This exercised reinforced what I already knew about the artifacts and the oral style of learning. Each era had its own influences and that's something we need to be reminded about. It made me realize how I have to focus on many aspects when you are recording history.
I enjoyed the institute and was able to attend only one session because of my teaching commitments. I heard from the participants that the institute was helpful, informative and an aha movement for some of them.
Linda Zerbe, Instructor

Feedback from Cree Culture presenter, observer

I presented about the Cree Kinship system practiced by members of the Maskwacis community. I displayed over 50 cultural crafts. These crafts were the work of my students. The crafts were arranged by elementary, junior high, senior high, and college. The positive feedback from participants that the participants felt welcome and part of our family.
I observed that at the end of the last day, the way the people came together and were relaxed. I observed people were asking a lot of questions, engaged.
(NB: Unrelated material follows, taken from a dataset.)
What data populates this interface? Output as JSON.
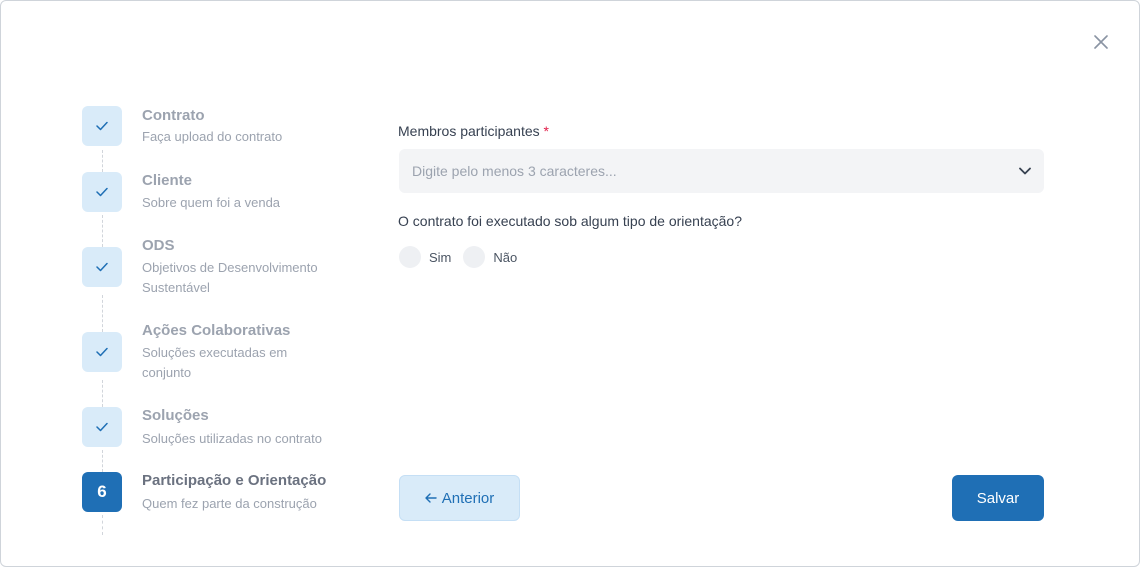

A lively discussion between non natives and natives. 
The best part was the learning and openness of non natives to learn about the Cree culture to enhance their understanding of who we are as Cree people and I want to send a special thank you to all the presenters and participants and especially to Manisha for all the work she does to promote Cree culture and to bring together two groups as one.
Rita Cutknife



Connections by a participant

Thanks a lot for the lead -- I will definitely pass it on to our student journalists.

Regards,

Brad

    Brad Clark, DComm
    Associate Professor, Chair
    Journalism; Broadcast Media Studies
    Faculty of Communication Studies
    Mount Royal University
    4825 Mount Royal Gate SW
    Calgary, AB, Canada T3E 6K6
    (403) 440-5696

Feedback from the Panel facilitator and presenter

Besides feeling a bit scared of being on the panel, I'm very glad that it all worked out. When I knew I had 10 minutes, I thought to myself. I have to only point out only, speak in outline form only. After I finished, I still found I missed 2 areas that I should have addressed. All went well, the audience was so respectful and attentive. They asked questions when they could and I got connected to three people.

One from Mount Royal and there was another from Calgary. I think the organization was Calgary Learns and the third was from Edmonton Public School/Alberta Distance Learning. Thanks so much Manisha, you are doing such a fantastic job in all workshops that you do. 

There was so much engagement going on in the days that you had people on the panel. When I had to fill in for Jerry S. that is when I felt that I could add to my panel presentation. We live and learn, otherwise, Manisha your presenters were very exciting to listen to. So much collaboration. Great job.

I would be happy to do a panel again sometime, just let me know. You also know how to get me, even though my schedule doesn't allow us time to do so. lol.

Yvonne Saddleback

Friday, 15 April 2016

Feedback from student presenter


Was a pleasure presenting with Dr. Yun about the library review, thanks for the opportunity!

Leanna Three Suns
Student

About Me

Expand library services for indigenous populations and special abilities segment